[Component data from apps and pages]
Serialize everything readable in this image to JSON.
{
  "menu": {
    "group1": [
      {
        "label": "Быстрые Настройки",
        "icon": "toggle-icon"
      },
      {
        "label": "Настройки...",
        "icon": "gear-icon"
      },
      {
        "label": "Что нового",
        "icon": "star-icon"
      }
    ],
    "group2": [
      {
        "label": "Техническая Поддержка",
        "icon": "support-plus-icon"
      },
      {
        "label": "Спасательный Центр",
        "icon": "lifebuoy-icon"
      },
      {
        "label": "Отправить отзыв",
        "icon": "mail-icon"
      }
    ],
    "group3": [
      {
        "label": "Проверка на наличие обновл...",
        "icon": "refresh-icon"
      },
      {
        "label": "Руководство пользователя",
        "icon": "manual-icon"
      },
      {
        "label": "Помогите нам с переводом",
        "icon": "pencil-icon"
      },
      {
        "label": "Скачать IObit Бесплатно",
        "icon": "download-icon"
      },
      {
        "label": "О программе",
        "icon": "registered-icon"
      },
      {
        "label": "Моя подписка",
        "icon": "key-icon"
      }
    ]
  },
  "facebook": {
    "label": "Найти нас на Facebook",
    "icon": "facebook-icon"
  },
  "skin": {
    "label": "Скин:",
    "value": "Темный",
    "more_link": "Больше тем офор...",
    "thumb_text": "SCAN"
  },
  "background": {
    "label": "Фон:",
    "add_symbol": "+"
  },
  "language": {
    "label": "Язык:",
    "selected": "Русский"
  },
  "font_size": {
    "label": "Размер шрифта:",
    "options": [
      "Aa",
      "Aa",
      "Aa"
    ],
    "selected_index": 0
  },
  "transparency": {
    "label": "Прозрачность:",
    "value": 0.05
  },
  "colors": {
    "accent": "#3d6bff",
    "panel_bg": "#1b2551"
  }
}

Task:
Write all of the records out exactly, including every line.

Output of the exercise:
Serialize everything readable in this image to JSON.
{
  "menu": {
    "group1": [
      {
        "label": "Быстрые Настройки",
        "icon": "toggle-icon"
      },
      {
        "label": "Настройки...",
        "icon": "gear-icon"
      },
      {
        "label": "Что нового",
        "icon": "star-icon"
      }
    ],
    "group2": [
      {
        "label": "Техническая Поддержка",
        "icon": "support-plus-icon"
      },
      {
        "label": "Спасательный Центр",
        "icon": "lifebuoy-icon"
      },
      {
        "label": "Отправить отзыв",
        "icon": "mail-icon"
      }
    ],
    "group3": [
      {
        "label": "Проверка на наличие обновл...",
        "icon": "refresh-icon"
      },
      {
        "label": "Руководство пользователя",
        "icon": "manual-icon"
      },
      {
        "label": "Помогите нам с переводом",
        "icon": "pencil-icon"
      },
      {
        "label": "Скачать IObit Бесплатно",
        "icon": "download-icon"
      },
      {
        "label": "О программе",
        "icon": "registered-icon"
      },
      {
        "label": "Моя подписка",
        "icon": "key-icon"
      }
    ]
  },
  "facebook": {
    "label": "Найти нас на Facebook",
    "icon": "facebook-icon"
  },
  "skin": {
    "label": "Скин:",
    "value": "Темный",
    "more_link": "Больше тем офор...",
    "thumb_text": "SCAN"
  },
  "background": {
    "label": "Фон:",
    "add_symbol": "+"
  },
  "language": {
    "label": "Язык:",
    "selected": "Русский"
  },
  "font_size": {
    "label": "Размер шрифта:",
    "options": [
      "Aa",
      "Aa",
      "Aa"
    ],
    "selected_index": 0
  },
  "transparency": {
    "label": "Прозрачность:",
    "value": 0.05
  },
  "colors": {
    "accent": "#3d6bff",
    "panel_bg": "#1b2551"
  }
}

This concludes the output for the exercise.